In another instance, a Department of Immigration official told me that if I didn’t have sex with him, he would revoke my visa and have me deported.

An ice cream truck once followed me through Trincomalee town, with the driver shouting, “Hey baby, get in the truck.” The whole time, it was playing the typical ice cream truck music that is designed to attract children.

I’ve experienced near-constant street harassment in Badulla, Kandy and Unawatuna.

Like the vast majority of women in Sri Lanka, I’ve been groped, grabbed and felt up on public buses.

Despite these experiences, I am lucky. I have heard much worse stories from both foreigners and Sri Lankan women, including serial rapes and being sexually assaulted as a child. 


The impact of the sexual violence epidemic has serious consequences not only for the victims, but for Sri Lanka’s national welfare.

The government is responding to Mirissa incident because it fears that such assaults could negatively impact the tourist industry and the economy. But it’s not only incidents against tourists that have financial costs. Violence against women results in estimated global economic losses of 1.2 trillion US dollars per year because of the “direct cost of the health system, counseling and other related services, the justice system, child and welfare support, as well as indirect costs, such as lost wages, productivity and potential.”

Additionally, a 2012 study found that “the very best predictor of a state’s peacefulness is not its level of wealth, its level of democracy, or its ethno-religious identity…[it’s] how well its women are treated.” In the aftermath of the Kandy riots, this phenomenon may be particularly relevant in Sri Lanka.

And, of course, sexual violence has severe consequences for victims. It is strongly associated with suicide attempts and increased rates of depression worldwide, and that linkage is present in Sri Lanka as well.

Exceptional Impunity

Despite the severity of the problem, perpetrators of sexual violence in Sri Lanka enjoy almost complete impunity. The aforementioned UN study found that only 3% of rapists in Sri Lanka were arrested, the lowest proportion amongst the seven Asian countries in the study. 2036 rapes were reported in 2016, but not a single rapist was convicted.Even the few offenders who serve jail time are sometimes given sentences below the legal the minimum.

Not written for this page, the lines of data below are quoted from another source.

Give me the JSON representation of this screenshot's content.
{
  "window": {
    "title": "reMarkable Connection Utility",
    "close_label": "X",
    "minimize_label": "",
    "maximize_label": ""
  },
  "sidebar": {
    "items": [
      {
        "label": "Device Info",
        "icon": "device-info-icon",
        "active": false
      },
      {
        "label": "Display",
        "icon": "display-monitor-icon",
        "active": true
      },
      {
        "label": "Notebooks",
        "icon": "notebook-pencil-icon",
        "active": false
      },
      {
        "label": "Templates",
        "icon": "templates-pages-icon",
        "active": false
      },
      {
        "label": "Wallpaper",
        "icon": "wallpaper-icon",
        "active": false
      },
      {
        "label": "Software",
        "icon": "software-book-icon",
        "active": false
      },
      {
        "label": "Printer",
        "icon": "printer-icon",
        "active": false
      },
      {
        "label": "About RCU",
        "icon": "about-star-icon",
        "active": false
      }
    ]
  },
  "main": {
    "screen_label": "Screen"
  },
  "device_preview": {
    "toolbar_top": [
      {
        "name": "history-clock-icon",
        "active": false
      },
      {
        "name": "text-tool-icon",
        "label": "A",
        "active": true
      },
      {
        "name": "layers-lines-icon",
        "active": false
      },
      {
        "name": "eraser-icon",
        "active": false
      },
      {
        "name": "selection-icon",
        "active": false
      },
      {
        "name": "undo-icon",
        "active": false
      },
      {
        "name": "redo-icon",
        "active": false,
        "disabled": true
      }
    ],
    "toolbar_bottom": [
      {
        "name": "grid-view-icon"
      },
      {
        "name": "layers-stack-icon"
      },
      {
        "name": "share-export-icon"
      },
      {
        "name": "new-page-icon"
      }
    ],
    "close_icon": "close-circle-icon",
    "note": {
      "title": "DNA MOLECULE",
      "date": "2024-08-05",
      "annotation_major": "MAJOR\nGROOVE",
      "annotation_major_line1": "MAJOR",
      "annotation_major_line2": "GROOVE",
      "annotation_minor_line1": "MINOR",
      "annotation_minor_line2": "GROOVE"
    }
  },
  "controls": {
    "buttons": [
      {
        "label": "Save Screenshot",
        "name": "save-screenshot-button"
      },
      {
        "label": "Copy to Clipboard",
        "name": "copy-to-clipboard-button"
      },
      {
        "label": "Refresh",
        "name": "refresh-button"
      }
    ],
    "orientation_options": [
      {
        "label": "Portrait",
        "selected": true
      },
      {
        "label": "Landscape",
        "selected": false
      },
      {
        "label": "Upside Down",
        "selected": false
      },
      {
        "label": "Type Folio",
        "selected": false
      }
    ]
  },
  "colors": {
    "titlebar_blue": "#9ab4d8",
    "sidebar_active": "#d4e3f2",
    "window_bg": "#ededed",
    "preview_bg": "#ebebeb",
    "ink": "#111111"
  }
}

In order to combat sexual violence in Sri Lanka, perpetrators must face not only face legal repercussions, but social consequences as well. The government has an obligation to increase legal accountability, but society must also play a role in addressing the problem. Peer pressure has been shown to be one of the most effective ways to achieve social change. Perpetrators don’t usually see women as their peers. It is therefore other Sri Lankan men –- the majority of whom are not perpetrators  –- who have a great deal of power to combat the problem. They must consistently make it clear to their friends and colleagues that sexual violence is not normal, not respectable and not acceptable.